This year's lineup is no exception, featuring distinguished speakers from Microsoft, Google, the University of California at Berkeley, and the return of former CSAIL director Rodney Brooks.

Oct. 7
Craig Mundie, Microsoft
"More Like Us: Human-Centric Computing"

Nov. 4
Kathy Yelick, UC Berkeley

Nov. 18
Rodney Brooks, MIT and Heartland Robotics
"Robots Working with People"

Dec. 9
Chuck Thacker, Microsoft Research

Two New PIs Join CSAIL

This fall, CSAIL welcomes two new Principal Investigators to its ranks--Associate Professor D. Fox Harrell and Assistant Professor Dana Moshkovitz.

Harrell's work focuses on the connection between imaginative cognition and computation. He received a CAREER Award from the National Science Foundation for his advances in digital media. Harrell's research at CSAIL will dovetail with work for MIT's Programs in Comparative Media Studies and Writing & Humanistic Studies.

Moshkovitz is an Assistant Professor in the EECS Department. Her focus is on theoretical computer science, probabilistically checkable proofs, and coding theory. She joins CSAIL's Theory of Computation group.

The P vs. NP Debate Heats Up

For decades, it's been the most compelling--and the most seemingly unsolvable--problem in computer science. Does P = NP? In other words, can a problem that can be checked by a computer also be solved by a computer? HP Labs mathematician Vinay Deolalikar claims to have definitively answered the question.

But CSAIL's Scott Aaronson is certain that Deolalikar can't back it up. So certain, in fact, that he's staking $200,000--plus his house--on it. "This is not a problem that’s going to be solved by just combining or pushing around the ideas that we already have," Aaronson said in an interview with MIT News.

CSAIL to Help DARPA Develop New Supercomputer

The Defense Advanced Research Projects Agency (DARPA) launched an initiative this week to fast-track the development of next-generation supercomputers.
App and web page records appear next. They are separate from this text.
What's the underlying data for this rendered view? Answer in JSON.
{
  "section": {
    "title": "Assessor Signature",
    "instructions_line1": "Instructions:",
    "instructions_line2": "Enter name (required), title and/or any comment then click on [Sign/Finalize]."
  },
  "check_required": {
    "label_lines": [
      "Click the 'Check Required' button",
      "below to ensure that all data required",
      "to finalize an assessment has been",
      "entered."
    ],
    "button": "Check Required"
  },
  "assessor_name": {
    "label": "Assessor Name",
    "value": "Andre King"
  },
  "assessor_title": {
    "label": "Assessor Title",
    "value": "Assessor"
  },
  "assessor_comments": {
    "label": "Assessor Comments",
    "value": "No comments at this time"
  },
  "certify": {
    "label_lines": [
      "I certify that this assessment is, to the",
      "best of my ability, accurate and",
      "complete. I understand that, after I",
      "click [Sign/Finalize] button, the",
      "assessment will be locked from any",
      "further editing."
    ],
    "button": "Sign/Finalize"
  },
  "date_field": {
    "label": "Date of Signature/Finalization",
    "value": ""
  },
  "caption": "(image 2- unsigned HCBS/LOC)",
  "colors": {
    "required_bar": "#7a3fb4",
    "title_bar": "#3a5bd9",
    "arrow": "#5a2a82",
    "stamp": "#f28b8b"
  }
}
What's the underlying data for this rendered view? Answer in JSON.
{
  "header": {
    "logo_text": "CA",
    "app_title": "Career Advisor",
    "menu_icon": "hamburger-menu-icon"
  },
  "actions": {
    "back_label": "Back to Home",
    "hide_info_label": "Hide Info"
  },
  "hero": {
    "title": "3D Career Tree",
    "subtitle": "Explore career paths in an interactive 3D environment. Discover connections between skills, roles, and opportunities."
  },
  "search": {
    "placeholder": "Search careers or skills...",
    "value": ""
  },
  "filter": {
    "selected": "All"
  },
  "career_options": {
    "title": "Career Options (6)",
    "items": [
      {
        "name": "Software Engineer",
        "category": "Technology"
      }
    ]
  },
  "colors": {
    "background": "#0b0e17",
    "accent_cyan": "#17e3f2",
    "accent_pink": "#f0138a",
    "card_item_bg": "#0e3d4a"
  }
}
CSAIL is among four organizations tapped by the newly-founded Ubiquitous High Performance Computing (UHPC) program to help build the new system.

A prototype of an exascale, energy-efficient computer is planned for 2018. DARPA is hoping to far outstrip Moore's Law, which predicts a much more gradual rate of computational development. Other organizations involved include Intel, Nvidia, and Sandia National Laboratory. Click here to read more about the project.
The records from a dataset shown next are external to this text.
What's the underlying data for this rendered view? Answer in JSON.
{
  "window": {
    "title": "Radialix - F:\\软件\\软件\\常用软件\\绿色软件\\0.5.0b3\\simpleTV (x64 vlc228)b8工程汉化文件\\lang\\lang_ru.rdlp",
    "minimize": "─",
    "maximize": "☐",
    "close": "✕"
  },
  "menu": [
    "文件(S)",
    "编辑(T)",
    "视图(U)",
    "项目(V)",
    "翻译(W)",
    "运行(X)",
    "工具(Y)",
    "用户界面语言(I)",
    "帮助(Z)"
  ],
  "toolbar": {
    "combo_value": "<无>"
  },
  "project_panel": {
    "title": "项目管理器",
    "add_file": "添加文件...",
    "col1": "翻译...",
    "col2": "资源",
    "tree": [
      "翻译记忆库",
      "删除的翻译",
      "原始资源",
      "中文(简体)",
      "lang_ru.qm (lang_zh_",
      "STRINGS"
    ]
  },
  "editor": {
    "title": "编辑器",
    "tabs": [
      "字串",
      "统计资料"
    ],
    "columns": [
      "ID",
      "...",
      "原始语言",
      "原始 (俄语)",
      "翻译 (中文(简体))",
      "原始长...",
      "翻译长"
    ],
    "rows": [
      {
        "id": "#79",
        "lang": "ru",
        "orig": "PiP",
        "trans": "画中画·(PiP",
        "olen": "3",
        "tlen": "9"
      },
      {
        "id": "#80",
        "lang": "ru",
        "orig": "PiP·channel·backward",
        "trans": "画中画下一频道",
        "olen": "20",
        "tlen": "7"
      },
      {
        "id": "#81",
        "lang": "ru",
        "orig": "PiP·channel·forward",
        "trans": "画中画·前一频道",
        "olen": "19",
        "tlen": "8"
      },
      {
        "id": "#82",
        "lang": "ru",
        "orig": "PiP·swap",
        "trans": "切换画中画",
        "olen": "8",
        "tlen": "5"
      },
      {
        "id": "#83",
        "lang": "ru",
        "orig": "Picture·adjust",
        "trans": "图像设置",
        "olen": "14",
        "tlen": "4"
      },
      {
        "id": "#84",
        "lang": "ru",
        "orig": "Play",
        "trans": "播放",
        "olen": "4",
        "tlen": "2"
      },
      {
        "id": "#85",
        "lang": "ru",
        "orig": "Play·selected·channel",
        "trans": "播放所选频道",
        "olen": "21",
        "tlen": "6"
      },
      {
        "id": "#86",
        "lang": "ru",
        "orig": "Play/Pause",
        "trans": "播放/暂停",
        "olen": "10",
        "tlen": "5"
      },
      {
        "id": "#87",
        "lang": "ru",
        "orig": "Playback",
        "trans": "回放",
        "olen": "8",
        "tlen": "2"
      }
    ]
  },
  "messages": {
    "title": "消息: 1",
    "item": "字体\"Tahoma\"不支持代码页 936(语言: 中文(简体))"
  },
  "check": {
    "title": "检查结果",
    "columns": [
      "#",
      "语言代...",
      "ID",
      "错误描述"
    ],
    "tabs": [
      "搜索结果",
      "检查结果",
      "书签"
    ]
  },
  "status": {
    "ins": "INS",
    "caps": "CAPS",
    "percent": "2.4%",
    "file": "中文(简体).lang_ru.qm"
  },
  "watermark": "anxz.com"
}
See What's New in Playground

While much of the research being done at CSAIL is under wraps, some projects are available to the larger public. You can find the latest on Playground, CSAIL's collection of downloadable, homegrown programs and apps.

Recent additions include Firefox organizational add-on list.it, interactive iPhone app WAMI, and Sikuli, a streamlined visual programming tool. Click here to check out Playground for yourself.
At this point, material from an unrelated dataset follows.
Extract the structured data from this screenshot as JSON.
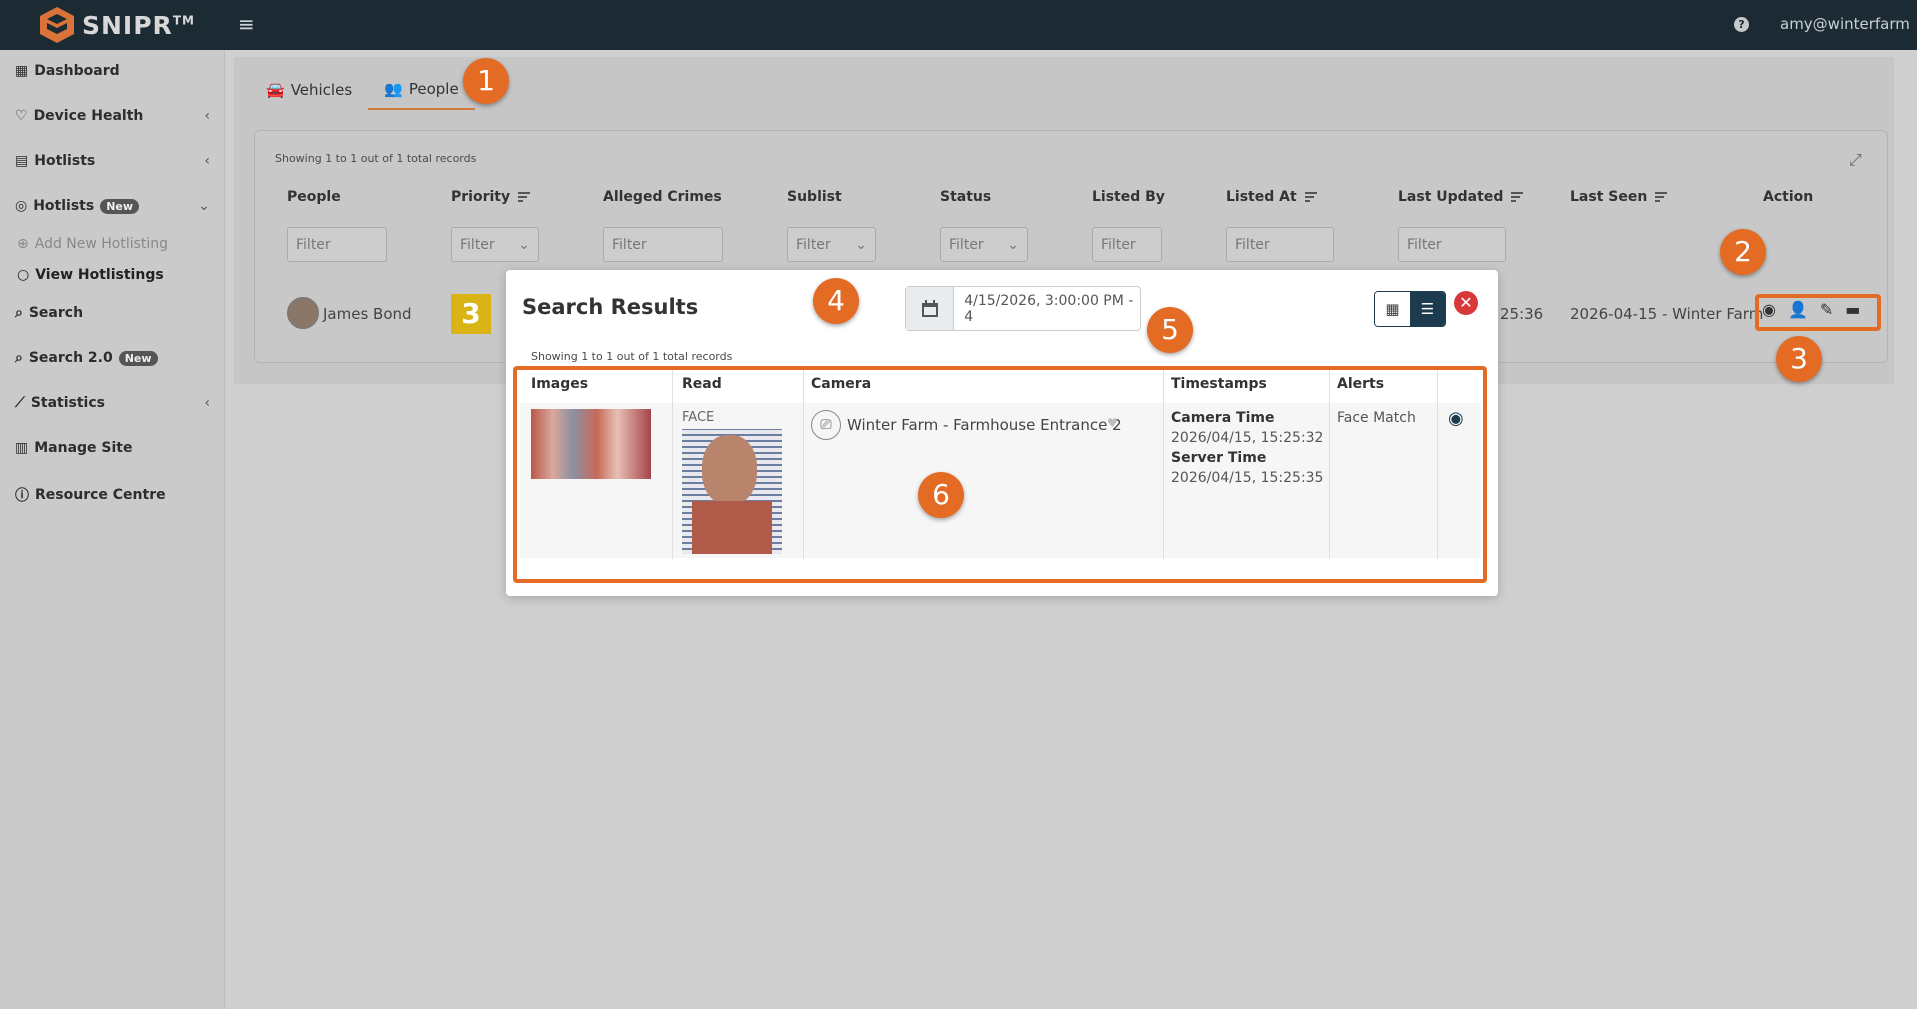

Kaelbling and Micali Named EECS Chairs

Two CSAIL Principal Investigators, Professors Leslie Kaelbling and Silvio Micali, have been named faculty Chairs in MIT's Department of Electrical Engineering and Computer Science.

Kaelbling, who co-heads the Learning and Intelligent Systems Group, takes on the Panasonic Chair. The position was created by the Matsushita Electric Industrial Company for leaders at the forefront of robotics and artificial intelligence.

Micali, of the Cryptography and Information Security Group, has been named a Ford Professor of Engineering. The Chair honors Micali for his advances in the field of theoretical computer science.

Videos

Talks